Provided information:
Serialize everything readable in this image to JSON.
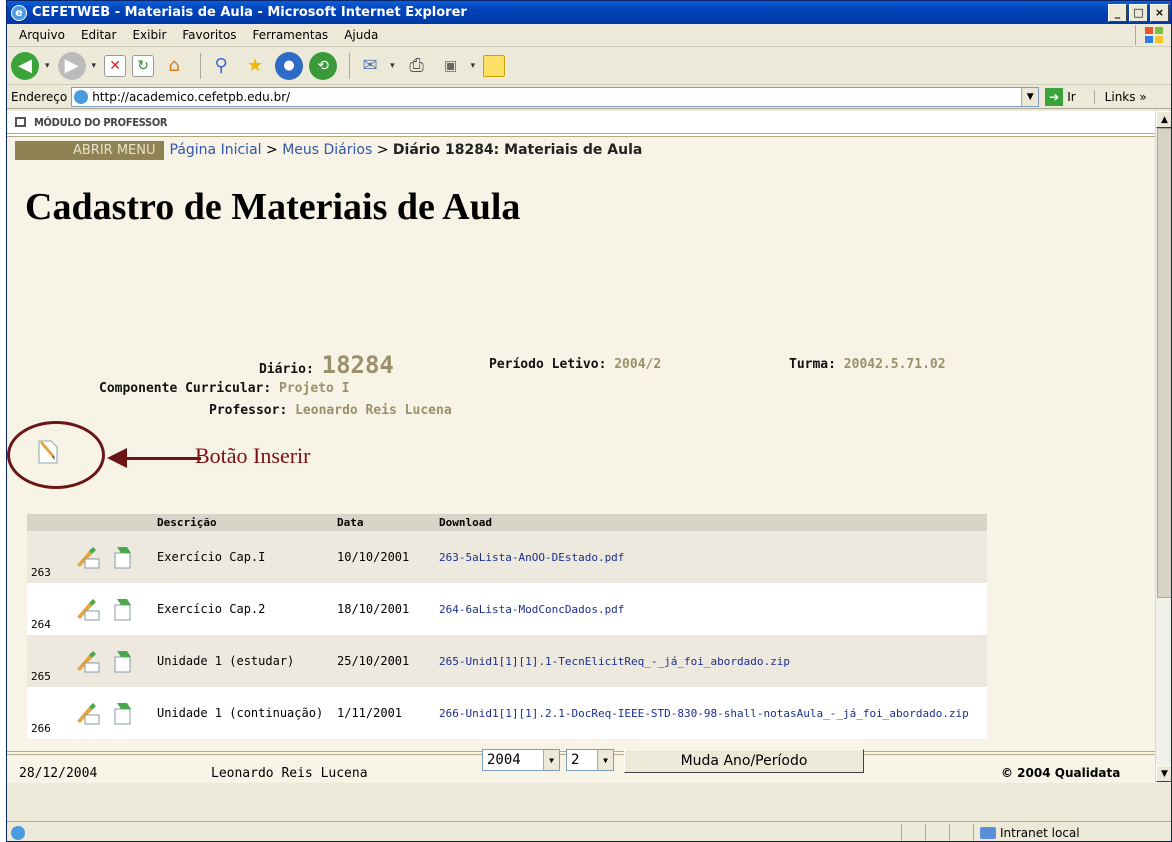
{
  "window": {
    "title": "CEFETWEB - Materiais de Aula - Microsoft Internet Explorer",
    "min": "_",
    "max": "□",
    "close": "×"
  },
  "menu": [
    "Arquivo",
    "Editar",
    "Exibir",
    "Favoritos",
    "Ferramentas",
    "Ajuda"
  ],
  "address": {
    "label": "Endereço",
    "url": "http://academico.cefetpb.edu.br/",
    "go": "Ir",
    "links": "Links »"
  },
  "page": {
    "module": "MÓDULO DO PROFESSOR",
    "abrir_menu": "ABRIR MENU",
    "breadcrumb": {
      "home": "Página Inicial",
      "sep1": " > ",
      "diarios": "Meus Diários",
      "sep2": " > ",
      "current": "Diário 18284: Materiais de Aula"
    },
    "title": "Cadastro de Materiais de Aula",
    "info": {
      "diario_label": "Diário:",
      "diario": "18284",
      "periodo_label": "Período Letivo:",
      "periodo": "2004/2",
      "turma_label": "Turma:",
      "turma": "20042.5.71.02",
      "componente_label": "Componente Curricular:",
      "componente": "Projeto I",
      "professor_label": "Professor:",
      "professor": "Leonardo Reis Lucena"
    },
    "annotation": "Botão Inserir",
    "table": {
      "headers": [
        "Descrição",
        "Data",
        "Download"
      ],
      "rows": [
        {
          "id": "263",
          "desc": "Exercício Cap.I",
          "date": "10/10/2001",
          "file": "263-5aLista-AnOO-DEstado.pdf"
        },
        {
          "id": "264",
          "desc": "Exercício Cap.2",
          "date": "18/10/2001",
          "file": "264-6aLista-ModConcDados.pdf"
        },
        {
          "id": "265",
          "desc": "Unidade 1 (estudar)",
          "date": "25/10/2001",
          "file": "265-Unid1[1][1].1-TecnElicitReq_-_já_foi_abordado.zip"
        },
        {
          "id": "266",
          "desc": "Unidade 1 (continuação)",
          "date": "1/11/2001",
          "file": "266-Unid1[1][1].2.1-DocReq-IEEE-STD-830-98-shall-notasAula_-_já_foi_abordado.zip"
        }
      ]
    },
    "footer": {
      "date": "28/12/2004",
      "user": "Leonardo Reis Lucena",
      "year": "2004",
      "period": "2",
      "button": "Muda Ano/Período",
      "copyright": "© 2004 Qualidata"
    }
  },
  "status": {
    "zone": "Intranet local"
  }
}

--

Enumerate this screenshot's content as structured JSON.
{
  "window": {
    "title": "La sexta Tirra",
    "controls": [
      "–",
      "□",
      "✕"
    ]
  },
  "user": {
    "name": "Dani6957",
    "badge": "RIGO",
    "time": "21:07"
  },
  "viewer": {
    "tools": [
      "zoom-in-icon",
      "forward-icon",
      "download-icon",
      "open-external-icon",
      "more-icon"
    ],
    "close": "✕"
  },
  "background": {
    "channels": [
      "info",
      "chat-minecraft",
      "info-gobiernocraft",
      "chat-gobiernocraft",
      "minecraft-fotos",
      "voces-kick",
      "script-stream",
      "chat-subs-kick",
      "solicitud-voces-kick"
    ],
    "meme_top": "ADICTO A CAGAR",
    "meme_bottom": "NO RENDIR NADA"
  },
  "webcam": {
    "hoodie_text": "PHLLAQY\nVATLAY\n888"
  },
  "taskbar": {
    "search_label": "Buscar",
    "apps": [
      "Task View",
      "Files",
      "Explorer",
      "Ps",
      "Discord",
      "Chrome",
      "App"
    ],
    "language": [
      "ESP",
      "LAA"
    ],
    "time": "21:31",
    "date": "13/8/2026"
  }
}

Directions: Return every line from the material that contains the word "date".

Answer box:
          "date": "10/10/2001",
          "date": "18/10/2001",
          "date": "25/10/2001",
          "date": "1/11/2001",
      "date": "28/12/2004",
    "date": "13/8/2026"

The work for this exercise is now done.